Here in the West, hunting is less a diversion than a way of life; a seasonal pattern and rhythm—a way of being in the world.
Late season waterfowling, and the joy a hunter feels, amid such clemency of weather, reminds me of the passion experienced by the naturalist John Muir, who so often exalted to be high in the mountains, in any weather, or of the watercolor artist Walter Anderson, who would, when desiring rapture, lash himself to the tops of trees along the Mississippi Gulf Coast in advance of oncoming hurricanes, to be swept into the wildly uncontrollable flow of a great force—a force in which birth, growth, decay, death, and birth again were all tangled up at once: a force we call, in a kind of shorthand, life.
It’s been said, by philosophers and hunters such as Paul Shepherd, Doug Peacock, and others, that hunting is the organic act that has first and most shaped human intelligence. I believe this, and believe such genetic linkage—when and where it is still present—helps explain the seemingly mystical power and potency that hunting holds over those who practice it with respect and honor.
Such a hunter cannot travel out into the forest or the plains, the mountains or the marsh, observing each dawn’s rising of the world, and not marvel at the force that hand-selected every tiny working of the natural world, crafting meaning in every tiny breath and gesture. Looking at the iridescent hues of a bird’s wing in a certain angle of late-season sunlight, the hunter cannot help but pause, amid his or her sweating exertions or shivering labors, and, again, marvel.
What painted by hand—and continues to paint with such subtle adjustments, year by year, generation by generation—the world, and our place—each thing’s place, both the animate and the inanimate—in it?
In the autumn, and in the hunt, we are deep enough in that world to perceive that we somehow stand poised almost at the edge of being able to answer such a mystery.

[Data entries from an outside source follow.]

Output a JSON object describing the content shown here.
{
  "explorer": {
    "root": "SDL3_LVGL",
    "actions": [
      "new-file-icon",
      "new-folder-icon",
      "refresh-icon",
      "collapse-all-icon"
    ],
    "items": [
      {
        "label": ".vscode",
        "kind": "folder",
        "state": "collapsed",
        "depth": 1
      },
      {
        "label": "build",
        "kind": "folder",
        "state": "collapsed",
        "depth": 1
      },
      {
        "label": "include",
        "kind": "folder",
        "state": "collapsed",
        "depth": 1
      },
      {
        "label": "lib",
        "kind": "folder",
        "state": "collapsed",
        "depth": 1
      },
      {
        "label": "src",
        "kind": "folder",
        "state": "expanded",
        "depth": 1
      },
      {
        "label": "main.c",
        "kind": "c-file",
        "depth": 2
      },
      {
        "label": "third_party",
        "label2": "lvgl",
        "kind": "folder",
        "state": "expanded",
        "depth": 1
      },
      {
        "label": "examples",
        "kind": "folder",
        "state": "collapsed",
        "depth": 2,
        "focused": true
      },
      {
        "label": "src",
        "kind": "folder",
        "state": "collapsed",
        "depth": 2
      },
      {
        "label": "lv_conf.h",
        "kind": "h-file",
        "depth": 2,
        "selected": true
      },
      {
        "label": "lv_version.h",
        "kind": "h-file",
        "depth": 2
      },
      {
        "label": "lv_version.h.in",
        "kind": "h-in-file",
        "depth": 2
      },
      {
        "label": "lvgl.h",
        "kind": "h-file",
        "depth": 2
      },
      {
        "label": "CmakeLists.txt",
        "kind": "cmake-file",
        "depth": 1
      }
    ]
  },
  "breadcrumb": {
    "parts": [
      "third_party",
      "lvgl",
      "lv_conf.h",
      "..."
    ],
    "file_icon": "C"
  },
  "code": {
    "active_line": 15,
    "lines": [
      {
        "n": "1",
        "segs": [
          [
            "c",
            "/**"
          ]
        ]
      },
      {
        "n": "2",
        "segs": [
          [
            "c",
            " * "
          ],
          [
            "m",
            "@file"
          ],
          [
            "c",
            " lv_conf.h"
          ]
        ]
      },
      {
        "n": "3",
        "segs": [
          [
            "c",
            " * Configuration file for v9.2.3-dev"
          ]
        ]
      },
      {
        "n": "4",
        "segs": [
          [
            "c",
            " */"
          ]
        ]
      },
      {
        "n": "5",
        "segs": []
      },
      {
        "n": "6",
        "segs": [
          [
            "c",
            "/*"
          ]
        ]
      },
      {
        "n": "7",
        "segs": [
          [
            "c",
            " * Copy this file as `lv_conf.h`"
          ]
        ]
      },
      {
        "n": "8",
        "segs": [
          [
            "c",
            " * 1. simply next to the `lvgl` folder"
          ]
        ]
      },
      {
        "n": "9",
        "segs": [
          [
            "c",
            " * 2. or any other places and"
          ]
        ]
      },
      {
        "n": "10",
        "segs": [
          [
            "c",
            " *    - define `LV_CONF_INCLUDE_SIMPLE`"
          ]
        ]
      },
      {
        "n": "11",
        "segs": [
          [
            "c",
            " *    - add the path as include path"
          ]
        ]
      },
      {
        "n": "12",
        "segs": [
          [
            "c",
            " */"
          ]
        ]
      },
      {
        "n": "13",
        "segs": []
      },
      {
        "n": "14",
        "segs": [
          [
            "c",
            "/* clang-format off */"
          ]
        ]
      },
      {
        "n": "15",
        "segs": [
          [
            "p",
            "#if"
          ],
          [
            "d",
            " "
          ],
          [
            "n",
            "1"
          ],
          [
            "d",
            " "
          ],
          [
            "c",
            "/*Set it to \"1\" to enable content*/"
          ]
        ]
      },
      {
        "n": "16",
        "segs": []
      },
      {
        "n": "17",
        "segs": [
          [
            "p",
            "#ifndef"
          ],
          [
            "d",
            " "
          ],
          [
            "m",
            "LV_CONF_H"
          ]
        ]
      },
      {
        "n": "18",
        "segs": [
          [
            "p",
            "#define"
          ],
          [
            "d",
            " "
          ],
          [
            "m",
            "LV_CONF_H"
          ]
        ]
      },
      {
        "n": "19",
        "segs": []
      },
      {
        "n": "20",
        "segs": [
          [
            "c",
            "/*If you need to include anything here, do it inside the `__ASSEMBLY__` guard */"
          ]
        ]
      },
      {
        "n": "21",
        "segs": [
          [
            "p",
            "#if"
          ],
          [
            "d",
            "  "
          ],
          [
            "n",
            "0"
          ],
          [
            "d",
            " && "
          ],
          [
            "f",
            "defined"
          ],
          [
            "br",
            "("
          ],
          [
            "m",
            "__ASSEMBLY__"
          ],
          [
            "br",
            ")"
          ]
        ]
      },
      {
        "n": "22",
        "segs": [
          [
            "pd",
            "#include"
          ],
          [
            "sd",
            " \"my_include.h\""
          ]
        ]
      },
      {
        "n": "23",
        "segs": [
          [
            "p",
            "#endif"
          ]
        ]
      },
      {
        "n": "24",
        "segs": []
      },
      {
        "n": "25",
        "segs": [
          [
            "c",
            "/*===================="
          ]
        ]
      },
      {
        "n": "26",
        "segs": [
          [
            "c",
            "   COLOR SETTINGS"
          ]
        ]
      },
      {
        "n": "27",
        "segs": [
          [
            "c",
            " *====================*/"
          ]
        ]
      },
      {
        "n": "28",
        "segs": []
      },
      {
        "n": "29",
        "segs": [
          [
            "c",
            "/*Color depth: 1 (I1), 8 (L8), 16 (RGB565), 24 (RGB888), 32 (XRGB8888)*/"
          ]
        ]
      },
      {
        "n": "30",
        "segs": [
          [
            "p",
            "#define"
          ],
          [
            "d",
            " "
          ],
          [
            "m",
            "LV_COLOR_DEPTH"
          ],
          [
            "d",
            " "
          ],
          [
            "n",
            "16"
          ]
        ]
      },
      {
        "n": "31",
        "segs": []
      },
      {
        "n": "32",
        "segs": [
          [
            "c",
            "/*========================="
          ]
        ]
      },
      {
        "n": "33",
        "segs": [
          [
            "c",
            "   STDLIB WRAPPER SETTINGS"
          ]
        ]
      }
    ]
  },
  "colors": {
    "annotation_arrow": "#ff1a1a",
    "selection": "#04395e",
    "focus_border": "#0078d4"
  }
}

I’ve been a hunter since my mid-teens, when I began hunting quail and doves with my parents in south Texas, which is where I grew up. Hunting in Texas meant then, and still means, for the most part, hunting on private property—the ranches of friends, or ranches leased for hunting. My mother and father and I would venture into the thorny thickets of mesquite and huisache in the autumn heat, hunting with shotguns behind whippet-thin English pointers with names like Buck and Sadie and Rip. >>>
Where I live now, and have lived for the last 20 years—in the low elevation mountains and rainforest off extreme northwestern Montana—I can travel on foot 20 miles or farther without crossing a single fence or even an active road, and in weather far more inclement, and exhilarating, than any I knew as a child.
When I am afield, I am able, in every glimpse, to marvel more fully at the incredible grace and sophistry of the world’s acutely integrated cycles. The journeys of the hunt provide for me a beautiful and always sensate reminder of our own place in these cycles, and, again, of our responsibility within it during our brief occupation of landscape and time.
Why then do I awaken before dawn, wade out into the frozen fall morning with a weapon and not a camera? For me, and those of us who are connected to the landscape and its natural processes, to deny that seemingly crude aspect of the entire process would then be a kind of extinguishment. The disowning, if you will, of a contract that was negotiated in us perhaps before we were born, or, at the latest, when we first entered a certain landscape.
I’ve thought about it a lot, and while I am convinced there is still in many of us that powerful genetic mandate to hunt and gather—a survival instinct, nurtured by the pleasure and passion for the mental and physical challenges, as well as the gastronomic prize, in hunting—I do believe that the call and urge to hunt might be even sharper for some of us.
When I was younger, I embraced without hesitation that there were only two true defined seasons in the year: fall hunting season, and then all the rest of the year. As any hunter knows, it is the anticipation—particularly in the crepuscular hours—that is as much at the heart of the hunt as anything.
Rarely do I consider any of us yet fitted all that gracefully to this dynamic and vibrant larger world, which we so often perceive we dominate, but which we do not dominate and cannot control in the least. Surely, more than anything else, we as a species are a work-in-progress, trying (but sometimes not very hard) to adjust the hitch in our gait and stride to meet that of this dynamic world’s, and the seasons. And it is in hunting season that I most feel fitted and capable of meeting that biological challenge, and this awesome opportunity for, and awesome responsibility to, life.
Again, I’m grateful to have a place, an identity, and a way-of-being, that allows me the chance to more fully fit myself into the natural world’s—particularly the world of our wilder backcountry—processes and patterns.
The attentiveness and respectfulness in many hunters’ relationships to both their quarry and the shared landscape could be said perhaps to approach that of prayer.